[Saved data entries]
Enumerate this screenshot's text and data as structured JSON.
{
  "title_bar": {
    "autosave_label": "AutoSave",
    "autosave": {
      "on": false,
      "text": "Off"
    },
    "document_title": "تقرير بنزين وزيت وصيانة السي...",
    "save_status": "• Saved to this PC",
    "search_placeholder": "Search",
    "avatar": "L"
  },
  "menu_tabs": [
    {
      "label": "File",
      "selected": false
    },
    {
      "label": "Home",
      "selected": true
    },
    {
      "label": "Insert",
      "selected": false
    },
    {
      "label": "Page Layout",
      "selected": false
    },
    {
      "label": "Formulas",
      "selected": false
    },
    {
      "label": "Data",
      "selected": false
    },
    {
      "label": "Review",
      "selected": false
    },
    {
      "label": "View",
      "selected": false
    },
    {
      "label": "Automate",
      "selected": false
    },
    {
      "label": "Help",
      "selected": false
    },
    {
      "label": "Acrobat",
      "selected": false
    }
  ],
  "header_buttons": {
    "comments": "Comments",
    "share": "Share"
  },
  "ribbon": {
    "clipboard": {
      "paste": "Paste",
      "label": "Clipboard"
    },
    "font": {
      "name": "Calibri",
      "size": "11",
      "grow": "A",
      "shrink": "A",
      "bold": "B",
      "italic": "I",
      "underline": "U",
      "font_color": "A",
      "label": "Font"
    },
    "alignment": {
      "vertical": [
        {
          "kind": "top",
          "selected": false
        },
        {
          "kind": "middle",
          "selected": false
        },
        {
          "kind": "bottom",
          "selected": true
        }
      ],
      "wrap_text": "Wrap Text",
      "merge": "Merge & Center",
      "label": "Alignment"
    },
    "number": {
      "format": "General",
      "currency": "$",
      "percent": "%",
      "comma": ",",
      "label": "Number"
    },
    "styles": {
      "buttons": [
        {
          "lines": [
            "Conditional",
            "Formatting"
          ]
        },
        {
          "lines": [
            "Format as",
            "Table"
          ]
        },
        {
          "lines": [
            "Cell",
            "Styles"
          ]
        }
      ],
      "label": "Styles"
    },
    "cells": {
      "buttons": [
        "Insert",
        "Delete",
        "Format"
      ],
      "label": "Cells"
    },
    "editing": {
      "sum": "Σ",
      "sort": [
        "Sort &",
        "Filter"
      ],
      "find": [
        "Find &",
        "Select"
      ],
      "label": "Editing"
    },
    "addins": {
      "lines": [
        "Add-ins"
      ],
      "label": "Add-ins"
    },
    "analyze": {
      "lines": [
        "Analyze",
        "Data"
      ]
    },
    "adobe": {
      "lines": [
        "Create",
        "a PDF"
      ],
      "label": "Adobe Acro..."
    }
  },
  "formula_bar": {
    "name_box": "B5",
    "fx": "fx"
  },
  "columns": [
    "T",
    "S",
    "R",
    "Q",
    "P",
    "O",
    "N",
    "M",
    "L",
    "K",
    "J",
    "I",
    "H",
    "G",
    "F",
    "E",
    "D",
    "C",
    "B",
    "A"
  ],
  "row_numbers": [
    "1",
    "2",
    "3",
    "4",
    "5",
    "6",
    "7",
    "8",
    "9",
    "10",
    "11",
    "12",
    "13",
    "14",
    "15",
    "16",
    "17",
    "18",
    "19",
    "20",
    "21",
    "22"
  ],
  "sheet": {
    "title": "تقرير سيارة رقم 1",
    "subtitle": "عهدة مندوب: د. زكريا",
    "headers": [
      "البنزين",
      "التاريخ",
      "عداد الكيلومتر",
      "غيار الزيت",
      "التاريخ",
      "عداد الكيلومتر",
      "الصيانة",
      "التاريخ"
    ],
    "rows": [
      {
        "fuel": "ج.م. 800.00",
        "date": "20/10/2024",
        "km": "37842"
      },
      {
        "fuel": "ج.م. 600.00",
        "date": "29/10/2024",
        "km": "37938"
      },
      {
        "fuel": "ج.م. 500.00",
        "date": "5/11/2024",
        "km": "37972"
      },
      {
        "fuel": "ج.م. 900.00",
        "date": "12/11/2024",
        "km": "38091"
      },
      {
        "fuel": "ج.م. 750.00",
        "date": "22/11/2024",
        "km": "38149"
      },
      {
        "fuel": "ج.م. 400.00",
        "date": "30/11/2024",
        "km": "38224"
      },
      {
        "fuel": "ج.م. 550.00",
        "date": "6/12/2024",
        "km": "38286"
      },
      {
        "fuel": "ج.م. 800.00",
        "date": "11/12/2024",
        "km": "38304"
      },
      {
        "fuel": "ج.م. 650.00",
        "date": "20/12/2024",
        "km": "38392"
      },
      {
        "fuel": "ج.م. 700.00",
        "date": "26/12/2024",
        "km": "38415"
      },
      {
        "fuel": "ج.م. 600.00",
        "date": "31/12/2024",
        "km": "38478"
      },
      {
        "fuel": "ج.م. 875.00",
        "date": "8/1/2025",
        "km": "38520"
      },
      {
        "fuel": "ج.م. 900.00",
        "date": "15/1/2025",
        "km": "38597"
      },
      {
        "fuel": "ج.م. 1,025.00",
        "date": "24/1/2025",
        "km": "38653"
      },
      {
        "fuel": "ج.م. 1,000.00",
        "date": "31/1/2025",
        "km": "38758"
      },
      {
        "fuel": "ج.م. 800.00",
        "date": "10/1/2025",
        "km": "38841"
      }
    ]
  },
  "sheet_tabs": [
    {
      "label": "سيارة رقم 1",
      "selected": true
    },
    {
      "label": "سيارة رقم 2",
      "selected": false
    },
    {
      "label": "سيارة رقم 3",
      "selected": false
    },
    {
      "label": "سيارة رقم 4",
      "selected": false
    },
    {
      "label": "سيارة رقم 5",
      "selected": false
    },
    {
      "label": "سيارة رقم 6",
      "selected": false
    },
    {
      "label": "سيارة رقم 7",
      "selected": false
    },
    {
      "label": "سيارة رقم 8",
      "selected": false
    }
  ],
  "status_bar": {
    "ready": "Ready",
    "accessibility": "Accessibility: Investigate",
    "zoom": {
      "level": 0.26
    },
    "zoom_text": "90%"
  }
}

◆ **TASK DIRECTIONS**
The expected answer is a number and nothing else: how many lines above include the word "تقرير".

◆ **EXERCISE ANSWER**
2